           prefixed with the path name of the sudoers file and the line
           number where the undefined alias was used.  In -s (strict)
           mode these are errors, not warnings.

     Warning: unused {User,Runas,Host,Cmnd}_Alias
           The specified {User,Runas,Host,Cmnd}_Alias was defined but
           never used.  The message is prefixed with the path name of
           the sudoers file and the line number where the unused alias
           was defined.  You may wish to comment out or remove the
           unused alias.

     Warning: cycle in {User,Runas,Host,Cmnd}_Alias
           The specified {User,Runas,Host,Cmnd}_Alias includes a
           reference to itself, either directly or through an alias it
           includes.  The message is prefixed with the path name of the
           sudoers file and the line number where the cycle was
           detected.  This is only a warning unless visudo is run in -s
           (strict) mode as sudo will ignore cycles when parsing the
           sudoers file.

     unknown defaults entry "name"
           The sudoers file contains a Defaults setting not recognized
           by visudo.

SEE ALSO         top

     vi(1), sudo.conf(5), sudoers(5), sudo(8), vipw(8)

AUTHORS         top

     Many people have worked on sudo over the years; this version
     consists of code written primarily by:

           Todd C. Miller

     See the CONTRIBUTORS file in the sudo distribution
     (https://www.sudo.ws/contributors.html) for an exhaustive list of
     people who have contributed to sudo.

CAVEATS         top

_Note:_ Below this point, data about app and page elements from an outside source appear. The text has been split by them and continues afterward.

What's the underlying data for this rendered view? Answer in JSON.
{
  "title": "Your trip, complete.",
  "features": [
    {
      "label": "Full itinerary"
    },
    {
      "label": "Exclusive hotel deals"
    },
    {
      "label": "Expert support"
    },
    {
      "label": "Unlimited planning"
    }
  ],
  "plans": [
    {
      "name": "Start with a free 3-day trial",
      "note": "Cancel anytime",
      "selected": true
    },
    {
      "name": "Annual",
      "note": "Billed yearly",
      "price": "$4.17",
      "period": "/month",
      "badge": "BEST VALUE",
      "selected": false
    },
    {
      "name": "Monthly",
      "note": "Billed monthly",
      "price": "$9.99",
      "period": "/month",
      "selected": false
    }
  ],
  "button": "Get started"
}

     There is no easy way to prevent a user from gaining a root shell if
     the editor used by visudo allows shell escapes.

BUGS         top

     If you feel you have found a bug in visudo, please submit a bug
     report at https://bugzilla.sudo.ws/

SUPPORT         top

     Limited free support is available via the sudo-users mailing list,
     see https://www.sudo.ws/mailman/listinfo/sudo-users to subscribe or
     search the archives.

DISCLAIMER         top

     visudo is provided “AS IS” and any express or implied warranties,
     including, but not limited to, the implied warranties of
     merchantability and fitness for a particular purpose are
     disclaimed.  See the LICENSE file distributed with sudo or
     https://www.sudo.ws/license.html for complete details.

COLOPHON         top

     This page is part of the sudo (execute a command as another user)
     project.  Information about the project can be found at
     https://www.sudo.ws/.  If you have a bug report for this manual
     page, see ⟨https://bugzilla.sudo.ws/⟩.  This page was obtained from
     the project's upstream Git repository
     ⟨https://github.com/sudo-project/sudo⟩ on 2021-04-01.  (At that
     time, the date of the most recent commit that was found in the
     repository was 2021-03-31.)  If you discover any rendering problems
     in this HTML version of the page, or you believe there is a better
     or more up-to-date source for the page, or you have corrections or
     improvements to the information in this COLOPHON (which is not part
     of the original manual page), send a mail to man-pages@man7.org

Sudo 1.9.6p1                 August 27, 2020                Sudo 1.9.6p1